Keeping pace with the future of public safety technology
Over the past decade, emerging technology has undeniably transformed public safety within our cities. Advanced software and hardware, artificial intelligence (AI), robotics, drones and increasingly sophisticated communications networks are enabling a new era of emergency planning, preparation and prevention that will continue to have a profound effect on the practice of public safety and emergency response at every level.
Body cameras, facial recognition software and in-car computers are just some of the tools officers in the line of duty already rely on. Beyond facial recognition, AI is being used to automate the process of scanning surveillance video for patterns and anomalies. Drones are flown into disaster areas to assist in search and rescue, as well as provide better network coverage to law enforcement on the scene. Similarly, sophisticated robots now deploy in situations considered too dangerous for officers, like detonating bombs or entering into contaminated environments.
With more technology at their disposal than ever before, training and education play a crucial role in helping first responders and government officials integrate the latest techniques and technologies into their emergency planning, response and prevention as they work to keep themselves and the public safe. Experiencing immersive, simulated disaster exercises is one of the best ways to safely showcase the extraordinary value technology can bring to emergency response.
One of the most comprehensive approaches to this kind of on-the-ground training is Operation Convergent Response (OCR), a live demonstration and networking event specifically designed to help first responders and public safety officials better prepare for emergency situations. Hosted by Verizon and Nokia and held at the Guardian Centers, a world-class first responder training facility in Perry, Ga., this year’s event brought together more than 100 technology providers and hundreds of public safety professionals. Among them were police officers, 911 dispatchers, task force chiefs, firefighters, paramedics and government officials, all there for one reason: to learn firsthand how new technology can help them respond to the many risks they face in the event of a crisis.
Quite a few of the technologies in use throughout the realistic crisis response scenarios at OCR were powered by 5G. For many attendees, it was their first opportunity to witness the cutting-edge potential of 5G firsthand.
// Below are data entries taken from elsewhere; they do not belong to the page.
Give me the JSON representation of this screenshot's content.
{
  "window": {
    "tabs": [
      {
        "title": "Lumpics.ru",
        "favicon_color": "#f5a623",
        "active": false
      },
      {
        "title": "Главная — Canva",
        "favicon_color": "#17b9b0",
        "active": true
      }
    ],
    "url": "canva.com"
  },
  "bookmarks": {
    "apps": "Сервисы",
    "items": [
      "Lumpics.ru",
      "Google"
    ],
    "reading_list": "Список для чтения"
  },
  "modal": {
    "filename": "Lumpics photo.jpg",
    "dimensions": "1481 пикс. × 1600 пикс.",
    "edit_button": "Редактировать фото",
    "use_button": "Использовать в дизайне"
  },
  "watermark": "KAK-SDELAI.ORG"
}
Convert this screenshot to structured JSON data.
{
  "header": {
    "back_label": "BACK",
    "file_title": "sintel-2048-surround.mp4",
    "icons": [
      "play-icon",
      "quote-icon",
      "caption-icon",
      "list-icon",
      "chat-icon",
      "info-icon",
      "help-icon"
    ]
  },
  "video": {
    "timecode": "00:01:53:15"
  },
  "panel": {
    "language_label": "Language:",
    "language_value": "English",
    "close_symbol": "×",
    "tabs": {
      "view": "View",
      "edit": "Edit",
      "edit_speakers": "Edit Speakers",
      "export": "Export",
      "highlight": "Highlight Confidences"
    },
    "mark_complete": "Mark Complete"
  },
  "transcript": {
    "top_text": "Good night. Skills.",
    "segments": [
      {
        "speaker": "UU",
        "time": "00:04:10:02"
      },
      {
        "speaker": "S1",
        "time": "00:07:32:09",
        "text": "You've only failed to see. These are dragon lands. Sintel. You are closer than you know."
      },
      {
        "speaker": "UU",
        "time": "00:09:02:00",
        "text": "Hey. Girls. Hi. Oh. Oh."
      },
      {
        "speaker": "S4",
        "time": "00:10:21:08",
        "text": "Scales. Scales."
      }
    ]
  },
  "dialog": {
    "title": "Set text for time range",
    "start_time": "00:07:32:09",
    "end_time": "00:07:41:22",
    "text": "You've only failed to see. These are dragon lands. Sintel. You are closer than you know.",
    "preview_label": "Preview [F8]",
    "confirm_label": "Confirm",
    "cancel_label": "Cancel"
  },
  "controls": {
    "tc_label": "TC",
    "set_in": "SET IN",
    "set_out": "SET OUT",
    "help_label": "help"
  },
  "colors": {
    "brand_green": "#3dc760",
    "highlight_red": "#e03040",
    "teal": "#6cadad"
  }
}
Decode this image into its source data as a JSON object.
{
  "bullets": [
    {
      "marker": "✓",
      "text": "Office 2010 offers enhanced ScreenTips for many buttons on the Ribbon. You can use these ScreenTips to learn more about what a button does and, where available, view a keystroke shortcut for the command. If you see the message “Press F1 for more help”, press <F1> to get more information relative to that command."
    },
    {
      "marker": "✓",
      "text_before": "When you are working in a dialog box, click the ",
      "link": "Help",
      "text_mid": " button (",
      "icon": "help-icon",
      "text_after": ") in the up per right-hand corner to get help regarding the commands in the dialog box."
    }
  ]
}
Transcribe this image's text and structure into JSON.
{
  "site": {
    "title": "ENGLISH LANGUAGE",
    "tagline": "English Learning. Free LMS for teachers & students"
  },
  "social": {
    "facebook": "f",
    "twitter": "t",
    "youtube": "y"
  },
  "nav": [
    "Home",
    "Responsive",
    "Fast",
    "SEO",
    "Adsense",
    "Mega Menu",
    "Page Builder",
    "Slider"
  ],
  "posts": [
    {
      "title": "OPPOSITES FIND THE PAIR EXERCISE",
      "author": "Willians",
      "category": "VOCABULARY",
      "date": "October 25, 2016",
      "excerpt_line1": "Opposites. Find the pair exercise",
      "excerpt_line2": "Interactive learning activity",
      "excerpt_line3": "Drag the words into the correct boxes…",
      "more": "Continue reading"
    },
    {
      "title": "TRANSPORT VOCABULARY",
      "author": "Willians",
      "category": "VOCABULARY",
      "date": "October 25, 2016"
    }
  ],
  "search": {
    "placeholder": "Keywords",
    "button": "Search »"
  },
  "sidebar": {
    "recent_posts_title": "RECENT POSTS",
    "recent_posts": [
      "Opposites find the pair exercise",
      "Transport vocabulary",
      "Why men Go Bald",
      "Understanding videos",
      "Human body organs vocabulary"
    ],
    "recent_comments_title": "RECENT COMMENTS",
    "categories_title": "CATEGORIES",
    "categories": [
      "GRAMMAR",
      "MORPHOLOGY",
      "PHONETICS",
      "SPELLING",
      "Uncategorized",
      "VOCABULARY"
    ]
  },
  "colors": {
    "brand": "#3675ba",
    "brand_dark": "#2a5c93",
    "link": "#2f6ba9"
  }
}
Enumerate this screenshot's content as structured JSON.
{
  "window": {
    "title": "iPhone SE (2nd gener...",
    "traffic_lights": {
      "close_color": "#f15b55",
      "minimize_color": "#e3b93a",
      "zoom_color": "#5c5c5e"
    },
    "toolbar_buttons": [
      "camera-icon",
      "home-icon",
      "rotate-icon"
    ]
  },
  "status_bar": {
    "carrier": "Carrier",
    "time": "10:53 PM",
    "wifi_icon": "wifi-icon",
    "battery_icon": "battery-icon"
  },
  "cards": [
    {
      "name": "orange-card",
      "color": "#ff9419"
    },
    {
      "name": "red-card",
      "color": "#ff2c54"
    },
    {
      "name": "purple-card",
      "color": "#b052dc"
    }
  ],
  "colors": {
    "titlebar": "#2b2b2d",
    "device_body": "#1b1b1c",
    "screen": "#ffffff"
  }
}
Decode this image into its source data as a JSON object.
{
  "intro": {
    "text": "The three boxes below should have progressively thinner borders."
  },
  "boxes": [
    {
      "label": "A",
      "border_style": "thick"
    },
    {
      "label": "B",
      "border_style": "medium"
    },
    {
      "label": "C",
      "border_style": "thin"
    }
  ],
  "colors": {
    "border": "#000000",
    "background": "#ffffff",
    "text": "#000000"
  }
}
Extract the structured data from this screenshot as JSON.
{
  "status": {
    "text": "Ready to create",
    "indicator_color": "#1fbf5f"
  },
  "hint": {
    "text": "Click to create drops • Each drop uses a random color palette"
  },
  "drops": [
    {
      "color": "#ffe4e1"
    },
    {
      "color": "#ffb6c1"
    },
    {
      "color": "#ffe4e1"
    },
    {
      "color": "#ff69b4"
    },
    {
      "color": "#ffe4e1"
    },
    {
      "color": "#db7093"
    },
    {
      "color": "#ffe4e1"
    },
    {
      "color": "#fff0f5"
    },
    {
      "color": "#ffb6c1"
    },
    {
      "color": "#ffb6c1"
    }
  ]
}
With the 5G revolution in mobile communications upon us, access to 5G connectivity is set to further revolutionize public safety. With its incredible capacity for low latency and high speeds, 5G will transform future emergency prevention and response, bringing new levels of collaboration, communication, intelligence, responsiveness and efficiency to complex, high-pressure situations.
Many of the toughest challenges in crisis prevention and response can be overcome through better, faster, more data-intensive communication. Whether it’s instant analytics for real-time situational awareness, augmented reality (AR) for first responders in low-visibility environments, virtual reality (VR) for immersive training, or real-time insights from video data, 5G promises to transform the mission-critical services vital for public safety and introduce new, lifesaving technologies for first responders.
With further advances in public safety technology set to gain speed as 5G rolls out more broadly, it has never been more important for first responders and government officials to keep up with the pace of change. Technology is advancing so quickly that things we could only dream about a few years ago are a reality today and with lives on the line, it is critical that public safety officials are equipped with the skills and the know-how to use them.
William Bratton is the Executive Chairman of Risk Advisory at Teneo, a global CEO advisory firm and leader in cyber risk management, counterterrorism, crisis anticipation, critical infrastructure and crisis mitigation. During a 46-year career in law enforcement, Commissioner Bratton instituted progressive change while leading six police departments, including seven years as Chief of the Los Angeles Police Department and two nonconsecutive terms as the Police Commissioner of the City of New York. He is the only person ever to lead the police agencies of America’s two largest cities.